Patience: A plant’s growth can’t be hurried by tugging at it. It requires nurturing and the willingness to wait for results – even when we wish it would hurry up already. People are no different. We can only facilitate. We can’t force growth. Sometimes that means we are frustrated, bored or even annoyed by the client’s persistent pain. Our job is to contain our own impatience and continue working, having faith in the client, ourselves and the process.
Pacing: Each client has their own pace. Go too fast with suggestions, interpretations or responses and we will lose them. Go too slow and they will get impatient and quit. Our job is to steadily match the client’s pace with just enough push or restraint to gently keep therapy therapeutic.
Non-judgmentalism: Clients often fear they will be judged if they disclose beliefs or behaviors that are unpopular, illegal or politically incorrect. Lynn Hoffman, one of the founding mothers of family therapy, once told me that there is an important difference between therapy and politics. People don’t come to therapy for an education about racism, feminism, religion or any political point of view. They come to alleviate their pain. Yes, that may mean eventually considering the impact of gender, race, sexuality, class or political or religious beliefs but the starting point for healing is working within the client’s vocabulary and values – even if they are far afield from our own. If the client’s values are a part of what is creating their suffering, it is then our job to carefully challenge them without imposing our point of view.
Tact: Exquisite tact is the key to successfully challenging ideas and behaviors that are causing distress or dysfunction for the client or those around them. That means knowing how to say difficult things without causing the client to recoil in defensiveness, dislike or disgust.
Courage: Being a therapist is not for the faint-hearted. What if we mess up? What if our efforts increase rather than decrease a person’s pain? But unless we have the courage to take some educated chances, we are in danger of enabling the very issues the client has looked to us to help remedy. Part of our job is to model the courage to be imperfect, even to fail, without feeling like a failure. Having the courage to apologize and try again shows our clients how to move forward in spite of the misunderstandings, criticisms (by self and others) or missteps that are inherent in being human.
Science and Heart: Good therapy weaves a web of safety and clarity for therapist and client alike through the strategic use of both. Developing the two skill sets to the best of our ability is a lifelong commitment – to ourselves and to our clients.

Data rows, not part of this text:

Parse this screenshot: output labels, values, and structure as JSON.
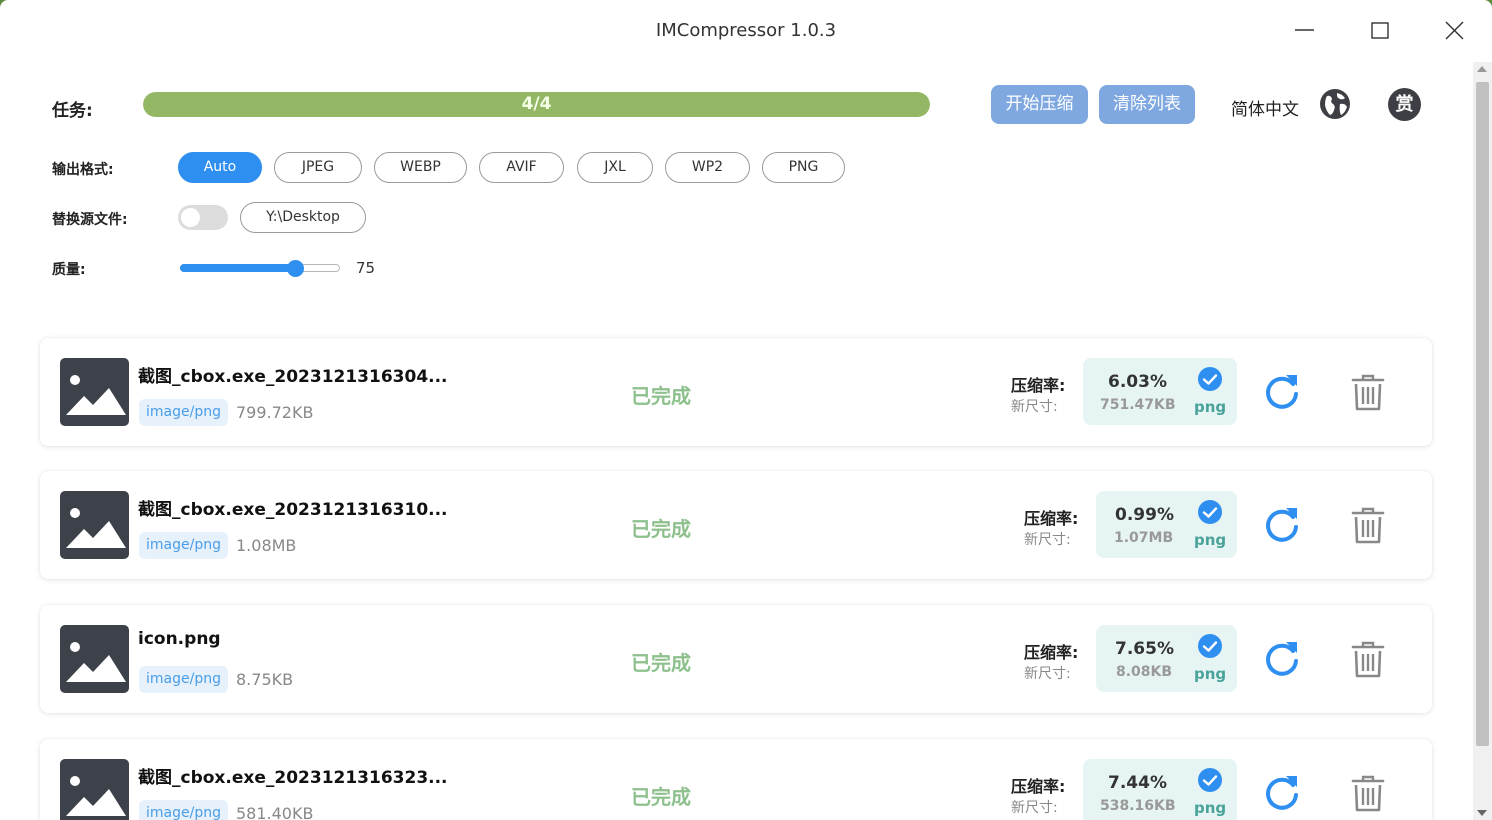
{
  "app": {
    "title": "IMCompressor 1.0.3"
  },
  "task": {
    "label": "任务:",
    "progress_text": "4/4",
    "progress_fraction": 1.0
  },
  "actions": {
    "start_label": "开始压缩",
    "clear_label": "清除列表",
    "language": "简体中文",
    "reward_label": "赏"
  },
  "format": {
    "label": "输出格式:",
    "selected": "Auto",
    "options": [
      "Auto",
      "JPEG",
      "WEBP",
      "AVIF",
      "JXL",
      "WP2",
      "PNG"
    ]
  },
  "replace": {
    "label": "替换源文件:",
    "enabled": false,
    "output_path": "Y:\\Desktop"
  },
  "quality": {
    "label": "质量:",
    "value": "75",
    "min": 0,
    "max": 100
  },
  "list_labels": {
    "rate": "压缩率:",
    "new_size": "新尺寸:"
  },
  "files": [
    {
      "name": "截图_cbox.exe_2023121316304...",
      "mime": "image/png",
      "size": "799.72KB",
      "status": "已完成",
      "ratio": "6.03%",
      "new_size": "751.47KB",
      "ext": "png"
    },
    {
      "name": "截图_cbox.exe_2023121316310...",
      "mime": "image/png",
      "size": "1.08MB",
      "status": "已完成",
      "ratio": "0.99%",
      "new_size": "1.07MB",
      "ext": "png"
    },
    {
      "name": "icon.png",
      "mime": "image/png",
      "size": "8.75KB",
      "status": "已完成",
      "ratio": "7.65%",
      "new_size": "8.08KB",
      "ext": "png"
    },
    {
      "name": "截图_cbox.exe_2023121316323...",
      "mime": "image/png",
      "size": "581.40KB",
      "status": "已完成",
      "ratio": "7.44%",
      "new_size": "538.16KB",
      "ext": "png"
    }
  ],
  "colors": {
    "accent": "#2e8ff0",
    "progress": "#93b764",
    "status_done": "#8dc08c",
    "button": "#7fa8e0"
  },
  "icons": {
    "minimize": "minimize-icon",
    "maximize": "maximize-icon",
    "close": "close-icon",
    "globe": "globe-icon",
    "image": "image-placeholder-icon",
    "check": "check-icon",
    "retry": "retry-icon",
    "delete": "trash-icon"
  }
}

On Becoming Eclectic Part I: Assessment
On Becoming Eclectic Part 2: Interventions
On Becoming Eclectic: Adding Skills in Child Therapy